about home and it is clear now
that it doesn’t concern cement
and walls as much as it is
instead your very heart -
your home is your heart –
you live in it so entirely,
and it is a marvel that it hasn’t
burst out of your ribs yet,
and in this heart live all your darlings
and sometimes it closes in and
disallows them the space to wander
freely but mostly they flower merrily
and sometimes it feels as if
you absolutely cannot admit
one more person into your heart,
for there is simply no space,
for there is so much love inside of you
and it presses up against the flesh
like a little nose against a foggy
windowpane and it is so heavy
and your body so light and it is all
almost impossible to bear and in your
journal, on almost every other page,
the words “heart hurts” are wearily
scrawled and when she asks you
how long, how long until you
meet again, not even one of your
fantastical calculations can
provide an answer and so
your only consolation remains
that in your memories you will meet
again and again, and moon beams
will dart through the both of you
again and again and you will continue
to “poet” and she will continue
to “sing”, in your heart,
in your home.
My grandmother forgets.
she walks out of the front gate, saying she is going home
she talks of a place, not here, where she has now lived for years.
walking out of the only home she had ever known,
the one my grandfather and she had built:
the two trees of coconut on the sides of the old house,
the ones that grandma planted years ago when they had first arrived at this plot,
look, as if in desolation
as the only home they had known forever now, walks out of her own house.

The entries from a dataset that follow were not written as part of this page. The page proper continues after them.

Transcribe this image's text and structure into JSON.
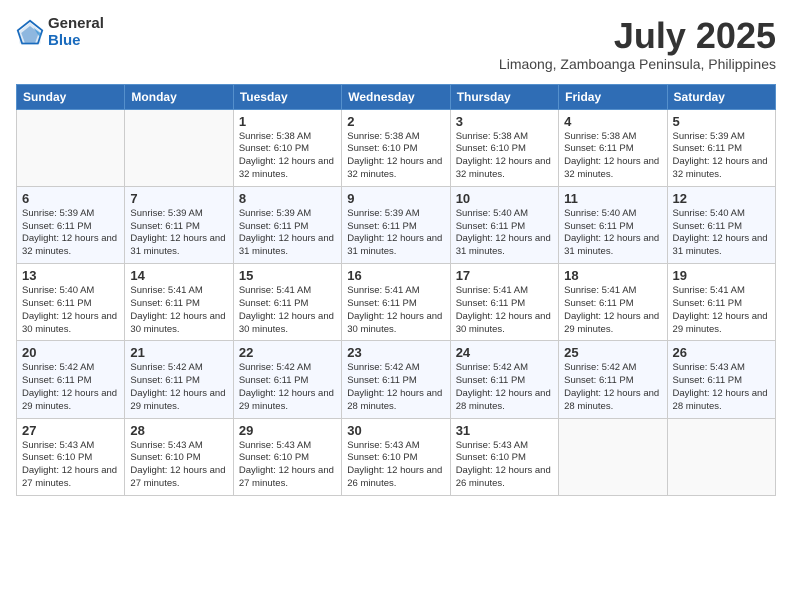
{
  "header": {
    "logo_general": "General",
    "logo_blue": "Blue",
    "month": "July 2025",
    "location": "Limaong, Zamboanga Peninsula, Philippines"
  },
  "weekdays": [
    "Sunday",
    "Monday",
    "Tuesday",
    "Wednesday",
    "Thursday",
    "Friday",
    "Saturday"
  ],
  "weeks": [
    [
      {
        "day": "",
        "detail": ""
      },
      {
        "day": "",
        "detail": ""
      },
      {
        "day": "1",
        "detail": "Sunrise: 5:38 AM\nSunset: 6:10 PM\nDaylight: 12 hours and 32 minutes."
      },
      {
        "day": "2",
        "detail": "Sunrise: 5:38 AM\nSunset: 6:10 PM\nDaylight: 12 hours and 32 minutes."
      },
      {
        "day": "3",
        "detail": "Sunrise: 5:38 AM\nSunset: 6:10 PM\nDaylight: 12 hours and 32 minutes."
      },
      {
        "day": "4",
        "detail": "Sunrise: 5:38 AM\nSunset: 6:11 PM\nDaylight: 12 hours and 32 minutes."
      },
      {
        "day": "5",
        "detail": "Sunrise: 5:39 AM\nSunset: 6:11 PM\nDaylight: 12 hours and 32 minutes."
      }
    ],
    [
      {
        "day": "6",
        "detail": "Sunrise: 5:39 AM\nSunset: 6:11 PM\nDaylight: 12 hours and 32 minutes."
      },
      {
        "day": "7",
        "detail": "Sunrise: 5:39 AM\nSunset: 6:11 PM\nDaylight: 12 hours and 31 minutes."
      },
      {
        "day": "8",
        "detail": "Sunrise: 5:39 AM\nSunset: 6:11 PM\nDaylight: 12 hours and 31 minutes."
      },
      {
        "day": "9",
        "detail": "Sunrise: 5:39 AM\nSunset: 6:11 PM\nDaylight: 12 hours and 31 minutes."
      },
      {
        "day": "10",
        "detail": "Sunrise: 5:40 AM\nSunset: 6:11 PM\nDaylight: 12 hours and 31 minutes."
      },
      {
        "day": "11",
        "detail": "Sunrise: 5:40 AM\nSunset: 6:11 PM\nDaylight: 12 hours and 31 minutes."
      },
      {
        "day": "12",
        "detail": "Sunrise: 5:40 AM\nSunset: 6:11 PM\nDaylight: 12 hours and 31 minutes."
      }
    ],
    [
      {
        "day": "13",
        "detail": "Sunrise: 5:40 AM\nSunset: 6:11 PM\nDaylight: 12 hours and 30 minutes."
      },
      {
        "day": "14",
        "detail": "Sunrise: 5:41 AM\nSunset: 6:11 PM\nDaylight: 12 hours and 30 minutes."
      },
      {
        "day": "15",
        "detail": "Sunrise: 5:41 AM\nSunset: 6:11 PM\nDaylight: 12 hours and 30 minutes."
      },
      {
        "day": "16",
        "detail": "Sunrise: 5:41 AM\nSunset: 6:11 PM\nDaylight: 12 hours and 30 minutes."
      },
      {
        "day": "17",
        "detail": "Sunrise: 5:41 AM\nSunset: 6:11 PM\nDaylight: 12 hours and 30 minutes."
      },
      {
        "day": "18",
        "detail": "Sunrise: 5:41 AM\nSunset: 6:11 PM\nDaylight: 12 hours and 29 minutes."
      },
      {
        "day": "19",
        "detail": "Sunrise: 5:41 AM\nSunset: 6:11 PM\nDaylight: 12 hours and 29 minutes."
      }
    ],
    [
      {
        "day": "20",
        "detail": "Sunrise: 5:42 AM\nSunset: 6:11 PM\nDaylight: 12 hours and 29 minutes."
      },
      {
        "day": "21",
        "detail": "Sunrise: 5:42 AM\nSunset: 6:11 PM\nDaylight: 12 hours and 29 minutes."
      },
      {
        "day": "22",
        "detail": "Sunrise: 5:42 AM\nSunset: 6:11 PM\nDaylight: 12 hours and 29 minutes."
      },
      {
        "day": "23",
        "detail": "Sunrise: 5:42 AM\nSunset: 6:11 PM\nDaylight: 12 hours and 28 minutes."
      },
      {
        "day": "24",
        "detail": "Sunrise: 5:42 AM\nSunset: 6:11 PM\nDaylight: 12 hours and 28 minutes."
      },
      {
        "day": "25",
        "detail": "Sunrise: 5:42 AM\nSunset: 6:11 PM\nDaylight: 12 hours and 28 minutes."
      },
      {
        "day": "26",
        "detail": "Sunrise: 5:43 AM\nSunset: 6:11 PM\nDaylight: 12 hours and 28 minutes."
      }
    ],
    [
      {
        "day": "27",
        "detail": "Sunrise: 5:43 AM\nSunset: 6:10 PM\nDaylight: 12 hours and 27 minutes."
      },
      {
        "day": "28",
        "detail": "Sunrise: 5:43 AM\nSunset: 6:10 PM\nDaylight: 12 hours and 27 minutes."
      },
      {
        "day": "29",
        "detail": "Sunrise: 5:43 AM\nSunset: 6:10 PM\nDaylight: 12 hours and 27 minutes."
      },
      {
        "day": "30",
        "detail": "Sunrise: 5:43 AM\nSunset: 6:10 PM\nDaylight: 12 hours and 26 minutes."
      },
      {
        "day": "31",
        "detail": "Sunrise: 5:43 AM\nSunset: 6:10 PM\nDaylight: 12 hours and 26 minutes."
      },
      {
        "day": "",
        "detail": ""
      },
      {
        "day": "",
        "detail": ""
      }
    ]
  ]
}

They say it is the disease; she walks out saying she doesn’t want to live here anymore
confused and frustrated at what she cannot understand, yes, she forgets. I walk behind her, ask her to come back
But she is going home, she says.
So, I walk beside her, ask her about this home she has
We walk across the busy roads and bewildered stares
the tall serious looking houses making way
and my grandmother’s neck perked up, eyes searching for the one that "looks like
home", as they say.
On the way she tells me that she has gone through a lot of pain
she says how all she ever did was give herself
and I silently nod beside her. Somethings one can never forget.
On the way I notice a black feather lying on the dusty road;
they say feathers bring good luck, I hope the bird whose feather now lies here trampled on by rubber tyres
found her home too.
We walk on for a few minutes more, in the autumn afternoon
sunrays racing through the clouds, the dust dancing in air;
I tell grandma, we’ve come the wrong way
and she turns back like a little child, lost in a stranger world,
and we walk back the way we came.
It’s almost like walking down memory lane, except
memory doesn’t live here anymore.
In her mind I think I see all the memories
line up in wicker
and as she reaches out to hold them
they crumble in her hands
like the biscuits that use to drop into my tea
on an autumn afternoon
when I sat on my grandmother’s porch
sipping on our favorite memories,
All roads lead home.
My little Alan, hold me tight,
Don't be scared of waters or the night sky,
The shore is close,
So is warm kalaneh, kuki and paklawa
See your brother making faces at you,
Yes, there are baby sharks under the boat
But they are hugging their mothers just like us,
Nothing to fear, my precious pearl,
I will be here and on the other side too.
But, Ammi! why are there tears in your eyes?
Are you scared just like others?
No,my love. These are happy tears.
Thank you Allah! we are together and alive.
Read all the poems by following #thealiporepostpoetrymonth